Her debut essay collection Root & Branch: Essays on Inheritance (NewSouth Publishing) won the 2022 Victorian Premier’s Literary Award for Non-Fiction, and was shortlisted for the Matt Richell Prize for New Writer of the Year at the 2023 ABIAs.



Entry fee $25

Prize $5,000

Short Story (The Alan Marshall Short Story Award)

Up to 2,500 words

Theme: Resistance


Up to 2,500 words


Entry fee $10

Prize $2,500

All entries in the Local category are automatically entered into the Open category.

Short Story (The Alan Marshall Short Story Award)

Up to 2,500 words

Theme: Resistance

A $500 prize is also awarded from the shortlisted entries in the local section of the Short Story award.


Up to 2,500 words
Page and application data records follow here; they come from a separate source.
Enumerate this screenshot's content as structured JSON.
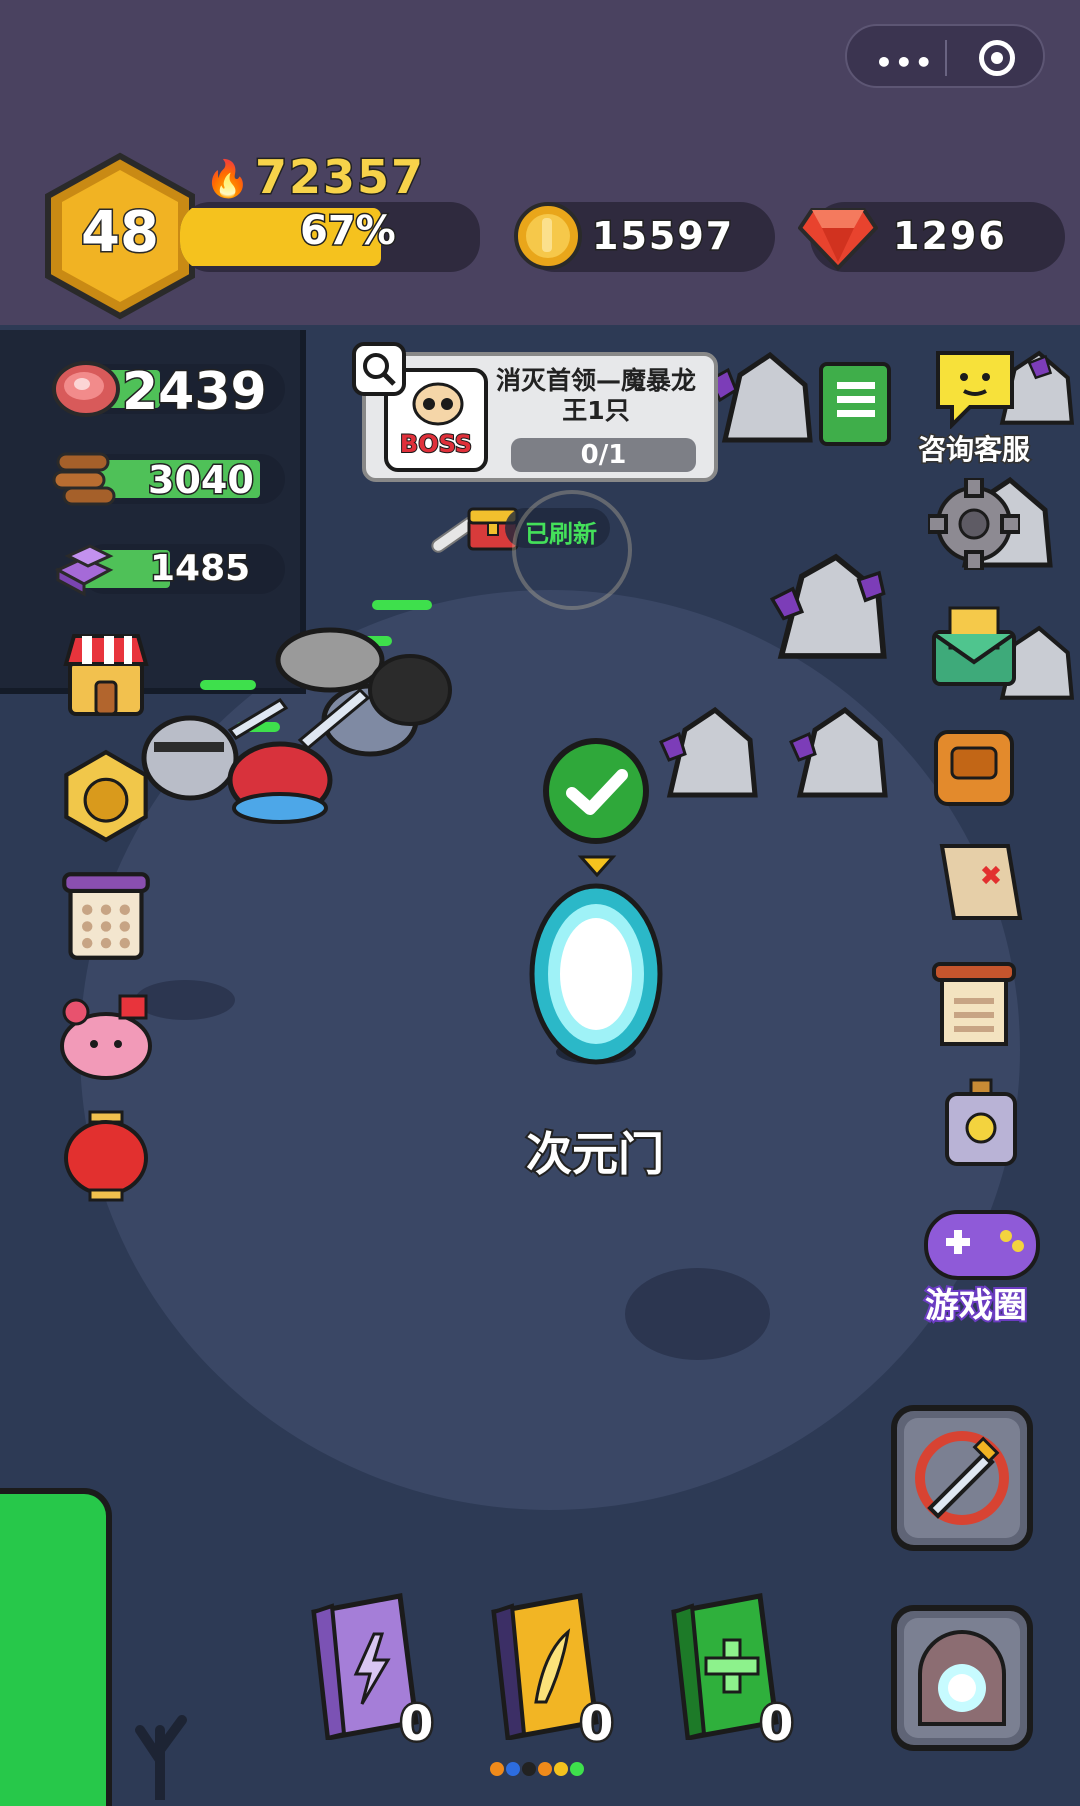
{
  "header": {
    "level": "48",
    "power": "72357",
    "xp_percent": "67%",
    "xp_fraction": 0.67,
    "gold": "15597",
    "gems": "1296"
  },
  "resources": {
    "meat": "2439",
    "wood": "3040",
    "ore": "1485"
  },
  "quest": {
    "title": "消灭首领—魔暴龙王1只",
    "progress": "0/1",
    "boss_badge": "BOSS"
  },
  "chest_status": "已刷新",
  "portal": {
    "label": "次元门"
  },
  "right_menu": {
    "customer_service": "咨询客服",
    "game_circle": "游戏圈"
  },
  "books": [
    {
      "icon": "lightning-book-icon",
      "count": "0"
    },
    {
      "icon": "wing-book-icon",
      "count": "0"
    },
    {
      "icon": "heal-book-icon",
      "count": "0"
    }
  ],
  "colors": {
    "header_bg": "#4a4260",
    "map_bg": "#2d3a55",
    "xp_fill": "#f5c21e",
    "resource_fill": "#4fc158"
  }
}
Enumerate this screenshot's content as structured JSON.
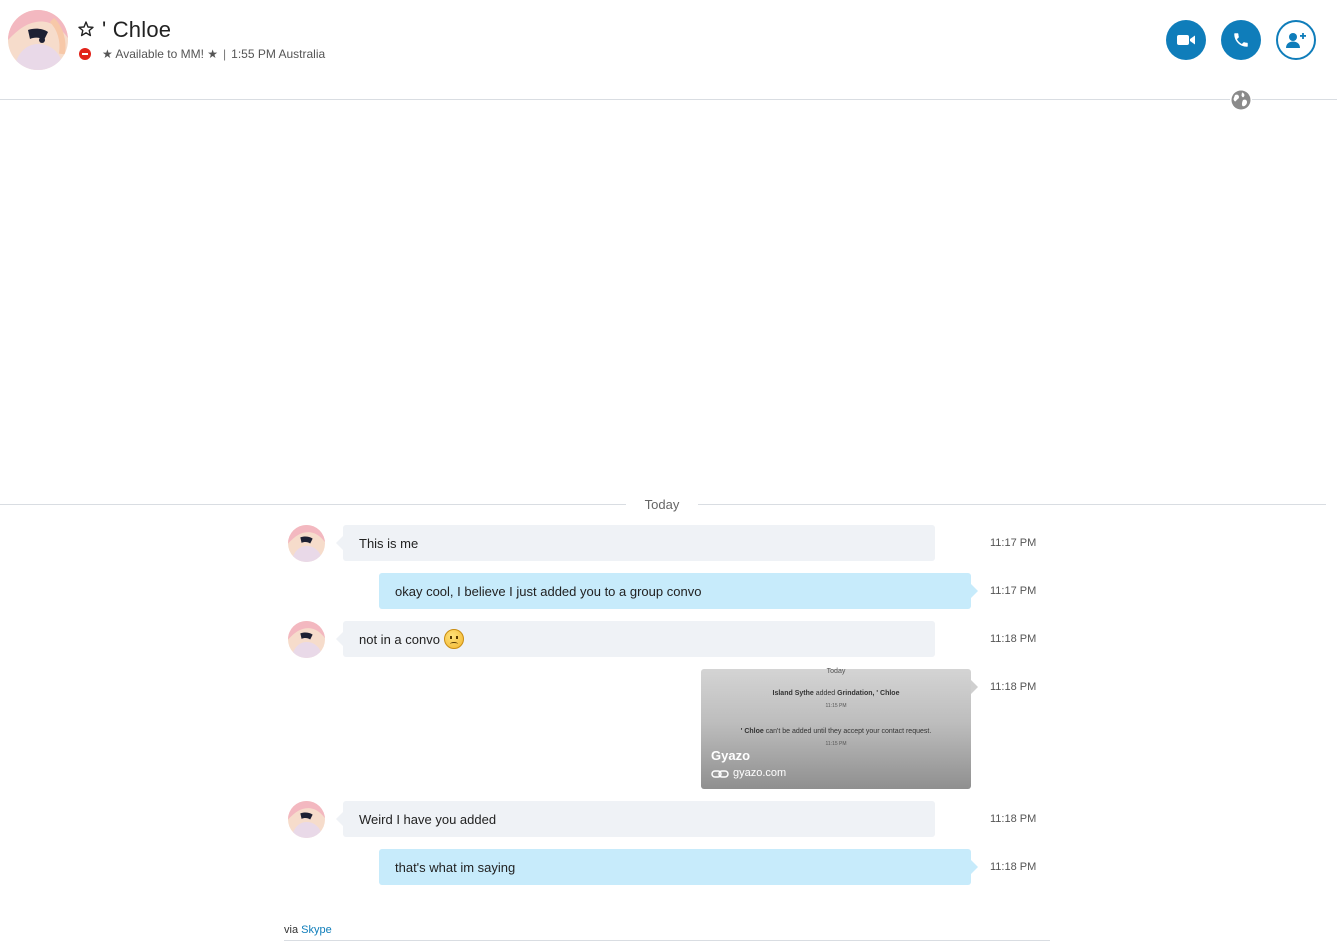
{
  "header": {
    "contact_name": "' Chloe",
    "mood": "★ Available to MM! ★",
    "separator": "|",
    "local_time": "1:55 PM Australia",
    "presence": "do-not-disturb",
    "buttons": [
      "video-call",
      "audio-call",
      "add-people"
    ]
  },
  "colors": {
    "accent": "#0f7dba",
    "incoming_bubble": "#eff2f6",
    "outgoing_bubble": "#c7ebfb",
    "presence_dnd": "#e2231a"
  },
  "conversation": {
    "day_label": "Today",
    "messages": [
      {
        "direction": "in",
        "text": "This is me",
        "time": "11:17 PM"
      },
      {
        "direction": "out",
        "text": "okay cool, I believe I just added you to a group convo",
        "time": "11:17 PM"
      },
      {
        "direction": "in",
        "text": "not in a convo",
        "emoticon": "sad-emoticon",
        "time": "11:18 PM"
      },
      {
        "direction": "out",
        "type": "link-preview",
        "title": "Gyazo",
        "domain": "gyazo.com",
        "time": "11:18 PM",
        "thumbnail": {
          "line1": "Today",
          "line2_a": "Island Sythe",
          "line2_b": "added",
          "line2_c": "Grindation",
          "line2_d": ", ' Chloe",
          "line3": "11:15 PM",
          "line4_a": "' Chloe",
          "line4_b": "can't be added until they accept your contact request.",
          "line5": "11:15 PM"
        }
      },
      {
        "direction": "in",
        "text": "Weird I have you added",
        "time": "11:18 PM"
      },
      {
        "direction": "out",
        "text": "that's what im saying",
        "time": "11:18 PM"
      }
    ]
  },
  "footer": {
    "via_prefix": "via",
    "via_link": "Skype"
  }
}
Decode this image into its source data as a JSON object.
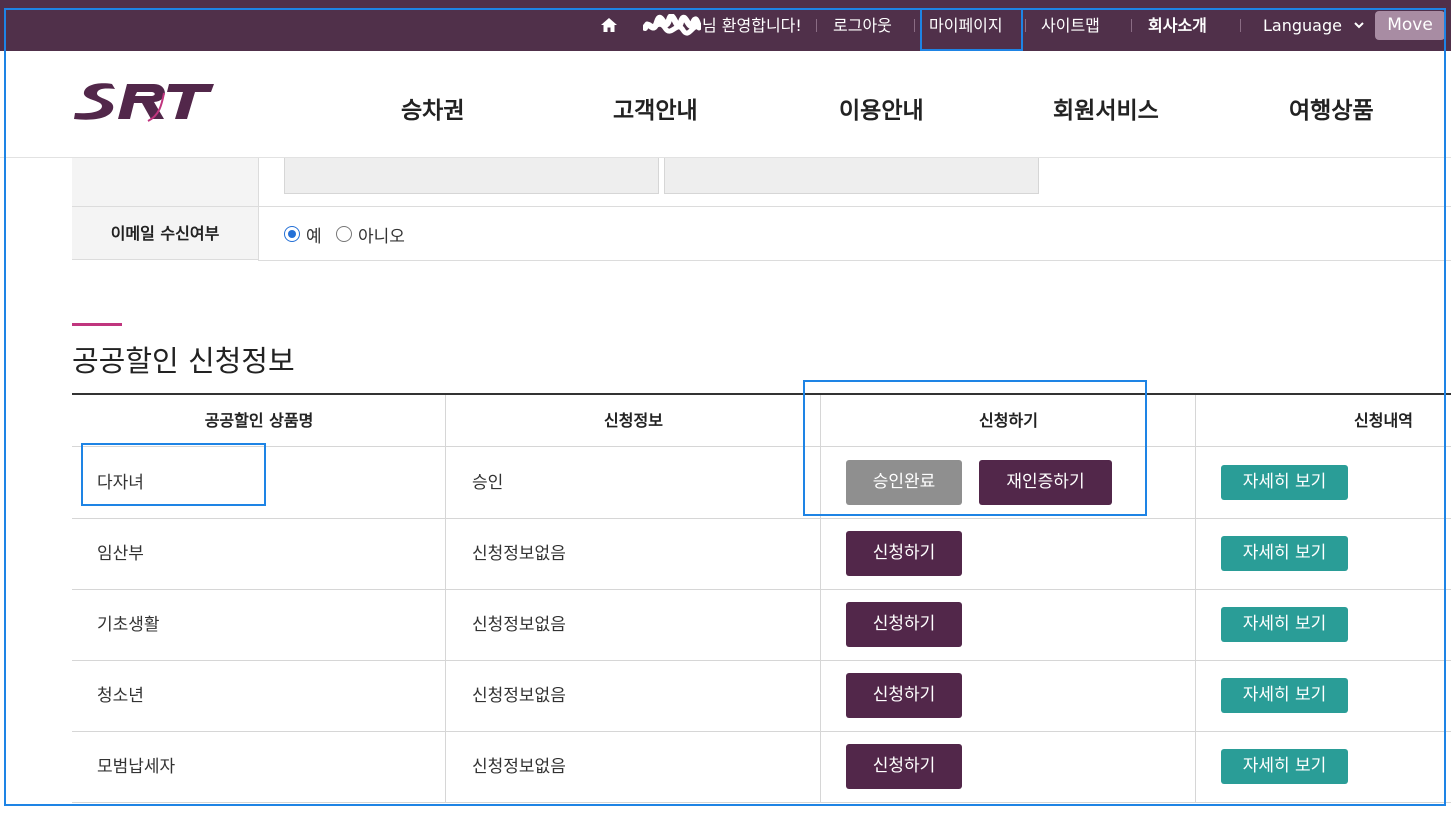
{
  "topbar": {
    "welcome": "님 환영합니다!",
    "logout": "로그아웃",
    "mypage": "마이페이지",
    "sitemap": "사이트맵",
    "company": "회사소개",
    "language": "Language",
    "move": "Move",
    "bg_color": "#50304a"
  },
  "header": {
    "logo_text": "SRT",
    "nav": [
      "승차권",
      "고객안내",
      "이용안내",
      "회원서비스",
      "여행상품"
    ]
  },
  "form": {
    "email_label": "이메일 수신여부",
    "options": [
      "예",
      "아니오"
    ],
    "selected": "예"
  },
  "section": {
    "title": "공공할인 신청정보"
  },
  "table": {
    "headers": [
      "공공할인 상품명",
      "신청정보",
      "신청하기",
      "신청내역"
    ],
    "rows": [
      {
        "name": "다자녀",
        "info": "승인",
        "buttons": [
          "승인완료",
          "재인증하기"
        ],
        "detail": "자세히 보기"
      },
      {
        "name": "임산부",
        "info": "신청정보없음",
        "buttons": [
          "신청하기"
        ],
        "detail": "자세히 보기"
      },
      {
        "name": "기초생활",
        "info": "신청정보없음",
        "buttons": [
          "신청하기"
        ],
        "detail": "자세히 보기"
      },
      {
        "name": "청소년",
        "info": "신청정보없음",
        "buttons": [
          "신청하기"
        ],
        "detail": "자세히 보기"
      },
      {
        "name": "모범납세자",
        "info": "신청정보없음",
        "buttons": [
          "신청하기"
        ],
        "detail": "자세히 보기"
      }
    ]
  },
  "colors": {
    "primary": "#52274a",
    "teal": "#2a9d97",
    "accent": "#c0357e",
    "highlight": "#1e84e5"
  },
  "icons": [
    "home-icon",
    "chevron-down-icon"
  ]
}
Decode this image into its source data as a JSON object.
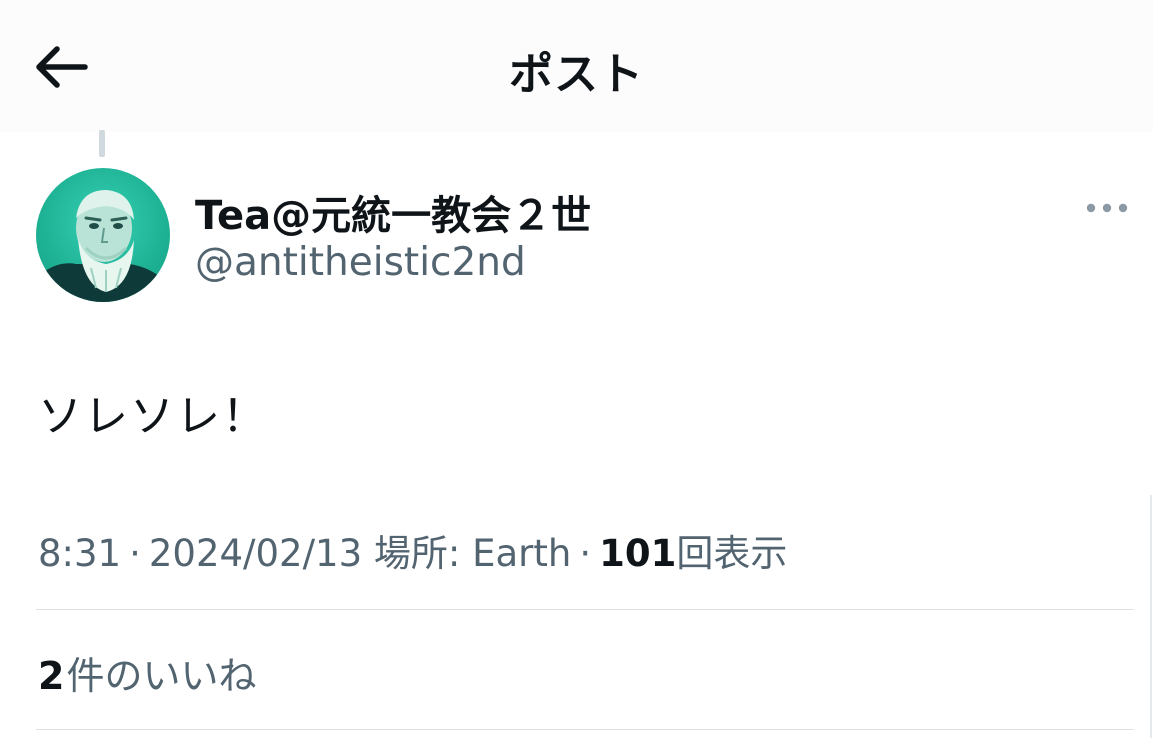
{
  "header": {
    "title": "ポスト",
    "back_icon": "arrow-left-icon"
  },
  "post": {
    "author": {
      "display_name": "Tea@元統一教会２世",
      "handle": "@antitheistic2nd",
      "avatar": "avatar-portrait-teal"
    },
    "more_icon": "more-horizontal-icon",
    "text": "ソレソレ！",
    "meta": {
      "time": "8:31",
      "separator": "·",
      "date": "2024/02/13",
      "location": "場所: Earth",
      "views_count": "101",
      "views_label": "回表示"
    },
    "likes": {
      "count": "2",
      "label": "件のいいね"
    }
  },
  "colors": {
    "text_primary": "#0f1419",
    "text_secondary": "#536471",
    "divider": "#dfe3e6",
    "avatar_bg": "#1fb79a"
  }
}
Open to writers aged 11 to 21.

Free entry

Prize $1,000

Short Story (The Alan Marshall Short Story Award)

Up to 2,500 words

Theme: Resistance


Up to 2,500 words

Conditions of entry

  • The Prize is open to all Australian residents who work, live or study in Nillumbik. 
  • All entries are online.
  • All local entries are automatically entered into the Open section.
  • The prizes are cash plus inclusion in an anthology.
  • Entry is free for Concession Card holders and for Aboriginal or Torres Strait Islander people.

Conditions of Entry(PDF, 273KB) 

We strongly encourage entries from Aboriginal or Torres Strait Islander people, people living with a disability, culturally or linguistically diverse people, and LGBTIQA+ people.  

History of the Prize

The Nillumbik Prize for Contemporary Writing (NPCW) was introduced in 2020, evolving from the annual Alan Marshall Short Story Award (AMSSA), established in 1985 and the annual Nillumbik Ekphrasis Poetry Award (2012–2019). The Prize is awarded every two years.

The Alan Marshall Short Story Award (AMSSA) is awarded to the best short story in the Open Short Story category to preserve the legacy of the AMSSA.

The winning entries are published in an anthology and presented at a major public event.

2022 Anthology Nillumbik Prize Contemporary Writing(PDF, 616KB)

Nillumbik Prize Contemporary Writing Anthology 2020(PDF, 1MB)

Literary Nillumbik Anthology of Writing 2018(PDF, 1MB)

Literary Nillumbik Anthology of Writing 2017(PDF, 12MB)

Literary Nillumbik Anthology of Writing 2016(PDF, 2MB)